### DATASET ###
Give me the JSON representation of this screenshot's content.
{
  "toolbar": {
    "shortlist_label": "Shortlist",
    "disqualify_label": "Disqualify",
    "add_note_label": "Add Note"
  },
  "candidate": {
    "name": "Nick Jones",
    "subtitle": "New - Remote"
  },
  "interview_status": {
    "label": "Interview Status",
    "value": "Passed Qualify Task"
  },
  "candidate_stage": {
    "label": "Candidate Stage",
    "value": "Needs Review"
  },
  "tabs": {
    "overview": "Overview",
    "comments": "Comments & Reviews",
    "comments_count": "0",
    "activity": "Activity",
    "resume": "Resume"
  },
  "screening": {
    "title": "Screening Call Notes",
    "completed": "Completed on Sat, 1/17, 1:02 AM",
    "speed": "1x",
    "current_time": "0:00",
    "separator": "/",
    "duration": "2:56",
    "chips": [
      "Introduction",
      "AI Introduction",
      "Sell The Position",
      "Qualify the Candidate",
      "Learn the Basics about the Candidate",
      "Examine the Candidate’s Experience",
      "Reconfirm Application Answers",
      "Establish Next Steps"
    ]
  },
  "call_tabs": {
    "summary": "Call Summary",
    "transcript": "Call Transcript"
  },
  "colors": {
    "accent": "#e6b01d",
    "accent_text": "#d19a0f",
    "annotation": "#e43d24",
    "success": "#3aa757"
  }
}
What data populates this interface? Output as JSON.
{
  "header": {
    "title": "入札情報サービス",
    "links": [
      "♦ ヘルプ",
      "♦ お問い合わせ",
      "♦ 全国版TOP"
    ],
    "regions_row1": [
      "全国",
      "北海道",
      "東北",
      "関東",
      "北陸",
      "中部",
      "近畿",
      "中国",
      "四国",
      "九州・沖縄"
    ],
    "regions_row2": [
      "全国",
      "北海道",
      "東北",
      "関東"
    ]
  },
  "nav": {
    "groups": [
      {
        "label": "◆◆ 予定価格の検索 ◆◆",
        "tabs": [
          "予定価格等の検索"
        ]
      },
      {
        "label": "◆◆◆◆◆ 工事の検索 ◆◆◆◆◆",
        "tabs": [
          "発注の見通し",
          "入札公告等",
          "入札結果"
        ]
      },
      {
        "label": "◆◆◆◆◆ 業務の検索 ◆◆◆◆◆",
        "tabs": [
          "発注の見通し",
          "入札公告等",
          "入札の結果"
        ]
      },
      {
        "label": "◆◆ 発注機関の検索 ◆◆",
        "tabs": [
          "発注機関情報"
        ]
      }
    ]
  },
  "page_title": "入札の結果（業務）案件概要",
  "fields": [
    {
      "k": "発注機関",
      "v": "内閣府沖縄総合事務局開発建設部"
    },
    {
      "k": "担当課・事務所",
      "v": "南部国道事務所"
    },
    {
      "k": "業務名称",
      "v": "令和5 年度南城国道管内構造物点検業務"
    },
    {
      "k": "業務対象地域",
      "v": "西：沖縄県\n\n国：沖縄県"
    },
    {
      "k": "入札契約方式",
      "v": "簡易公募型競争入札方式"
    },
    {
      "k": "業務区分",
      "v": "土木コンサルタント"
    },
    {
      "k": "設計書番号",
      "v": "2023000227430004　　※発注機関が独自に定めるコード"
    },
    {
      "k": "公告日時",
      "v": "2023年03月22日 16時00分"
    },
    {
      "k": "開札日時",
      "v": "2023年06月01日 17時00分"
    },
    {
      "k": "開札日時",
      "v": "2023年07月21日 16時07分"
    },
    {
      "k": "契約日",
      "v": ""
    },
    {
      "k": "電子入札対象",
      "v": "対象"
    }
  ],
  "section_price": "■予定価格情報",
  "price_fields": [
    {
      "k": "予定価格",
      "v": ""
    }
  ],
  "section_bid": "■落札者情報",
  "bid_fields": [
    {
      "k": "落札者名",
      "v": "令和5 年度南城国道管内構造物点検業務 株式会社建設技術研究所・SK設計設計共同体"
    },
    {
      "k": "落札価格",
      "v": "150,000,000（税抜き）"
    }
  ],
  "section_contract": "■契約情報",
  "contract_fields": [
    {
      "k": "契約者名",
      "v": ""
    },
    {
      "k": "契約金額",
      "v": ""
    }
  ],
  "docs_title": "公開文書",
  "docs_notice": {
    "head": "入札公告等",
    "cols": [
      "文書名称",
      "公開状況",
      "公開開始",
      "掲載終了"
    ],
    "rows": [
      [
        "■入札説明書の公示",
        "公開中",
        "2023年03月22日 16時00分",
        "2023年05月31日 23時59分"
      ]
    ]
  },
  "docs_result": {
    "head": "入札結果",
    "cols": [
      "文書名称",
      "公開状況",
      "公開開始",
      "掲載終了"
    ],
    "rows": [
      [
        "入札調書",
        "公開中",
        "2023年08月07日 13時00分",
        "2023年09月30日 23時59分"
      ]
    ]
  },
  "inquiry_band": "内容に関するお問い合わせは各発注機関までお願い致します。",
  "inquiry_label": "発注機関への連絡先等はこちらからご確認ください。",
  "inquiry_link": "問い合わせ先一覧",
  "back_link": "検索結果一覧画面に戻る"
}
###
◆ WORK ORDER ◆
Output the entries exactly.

◆ RESULT ◆
Give me the JSON representation of this screenshot's content.
{
  "toolbar": {
    "shortlist_label": "Shortlist",
    "disqualify_label": "Disqualify",
    "add_note_label": "Add Note"
  },
  "candidate": {
    "name": "Nick Jones",
    "subtitle": "New - Remote"
  },
  "interview_status": {
    "label": "Interview Status",
    "value": "Passed Qualify Task"
  },
  "candidate_stage": {
    "label": "Candidate Stage",
    "value": "Needs Review"
  },
  "tabs": {
    "overview": "Overview",
    "comments": "Comments & Reviews",
    "comments_count": "0",
    "activity": "Activity",
    "resume": "Resume"
  },
  "screening": {
    "title": "Screening Call Notes",
    "completed": "Completed on Sat, 1/17, 1:02 AM",
    "speed": "1x",
    "current_time": "0:00",
    "separator": "/",
    "duration": "2:56",
    "chips": [
      "Introduction",
      "AI Introduction",
      "Sell The Position",
      "Qualify the Candidate",
      "Learn the Basics about the Candidate",
      "Examine the Candidate’s Experience",
      "Reconfirm Application Answers",
      "Establish Next Steps"
    ]
  },
  "call_tabs": {
    "summary": "Call Summary",
    "transcript": "Call Transcript"
  },
  "colors": {
    "accent": "#e6b01d",
    "accent_text": "#d19a0f",
    "annotation": "#e43d24",
    "success": "#3aa757"
  }
}
What data populates this interface? Output as JSON.
{
  "header": {
    "title": "入札情報サービス",
    "links": [
      "♦ ヘルプ",
      "♦ お問い合わせ",
      "♦ 全国版TOP"
    ],
    "regions_row1": [
      "全国",
      "北海道",
      "東北",
      "関東",
      "北陸",
      "中部",
      "近畿",
      "中国",
      "四国",
      "九州・沖縄"
    ],
    "regions_row2": [
      "全国",
      "北海道",
      "東北",
      "関東"
    ]
  },
  "nav": {
    "groups": [
      {
        "label": "◆◆ 予定価格の検索 ◆◆",
        "tabs": [
          "予定価格等の検索"
        ]
      },
      {
        "label": "◆◆◆◆◆ 工事の検索 ◆◆◆◆◆",
        "tabs": [
          "発注の見通し",
          "入札公告等",
          "入札結果"
        ]
      },
      {
        "label": "◆◆◆◆◆ 業務の検索 ◆◆◆◆◆",
        "tabs": [
          "発注の見通し",
          "入札公告等",
          "入札の結果"
        ]
      },
      {
        "label": "◆◆ 発注機関の検索 ◆◆",
        "tabs": [
          "発注機関情報"
        ]
      }
    ]
  },
  "page_title": "入札の結果（業務）案件概要",
  "fields": [
    {
      "k": "発注機関",
      "v": "内閣府沖縄総合事務局開発建設部"
    },
    {
      "k": "担当課・事務所",
      "v": "南部国道事務所"
    },
    {
      "k": "業務名称",
      "v": "令和5 年度南城国道管内構造物点検業務"
    },
    {
      "k": "業務対象地域",
      "v": "西：沖縄県\n\n国：沖縄県"
    },
    {
      "k": "入札契約方式",
      "v": "簡易公募型競争入札方式"
    },
    {
      "k": "業務区分",
      "v": "土木コンサルタント"
    },
    {
      "k": "設計書番号",
      "v": "2023000227430004　　※発注機関が独自に定めるコード"
    },
    {
      "k": "公告日時",
      "v": "2023年03月22日 16時00分"
    },
    {
      "k": "開札日時",
      "v": "2023年06月01日 17時00分"
    },
    {
      "k": "開札日時",
      "v": "2023年07月21日 16時07分"
    },
    {
      "k": "契約日",
      "v": ""
    },
    {
      "k": "電子入札対象",
      "v": "対象"
    }
  ],
  "section_price": "■予定価格情報",
  "price_fields": [
    {
      "k": "予定価格",
      "v": ""
    }
  ],
  "section_bid": "■落札者情報",
  "bid_fields": [
    {
      "k": "落札者名",
      "v": "令和5 年度南城国道管内構造物点検業務 株式会社建設技術研究所・SK設計設計共同体"
    },
    {
      "k": "落札価格",
      "v": "150,000,000（税抜き）"
    }
  ],
  "section_contract": "■契約情報",
  "contract_fields": [
    {
      "k": "契約者名",
      "v": ""
    },
    {
      "k": "契約金額",
      "v": ""
    }
  ],
  "docs_title": "公開文書",
  "docs_notice": {
    "head": "入札公告等",
    "cols": [
      "文書名称",
      "公開状況",
      "公開開始",
      "掲載終了"
    ],
    "rows": [
      [
        "■入札説明書の公示",
        "公開中",
        "2023年03月22日 16時00分",
        "2023年05月31日 23時59分"
      ]
    ]
  },
  "docs_result": {
    "head": "入札結果",
    "cols": [
      "文書名称",
      "公開状況",
      "公開開始",
      "掲載終了"
    ],
    "rows": [
      [
        "入札調書",
        "公開中",
        "2023年08月07日 13時00分",
        "2023年09月30日 23時59分"
      ]
    ]
  },
  "inquiry_band": "内容に関するお問い合わせは各発注機関までお願い致します。",
  "inquiry_label": "発注機関への連絡先等はこちらからご確認ください。",
  "inquiry_link": "問い合わせ先一覧",
  "back_link": "検索結果一覧画面に戻る"
}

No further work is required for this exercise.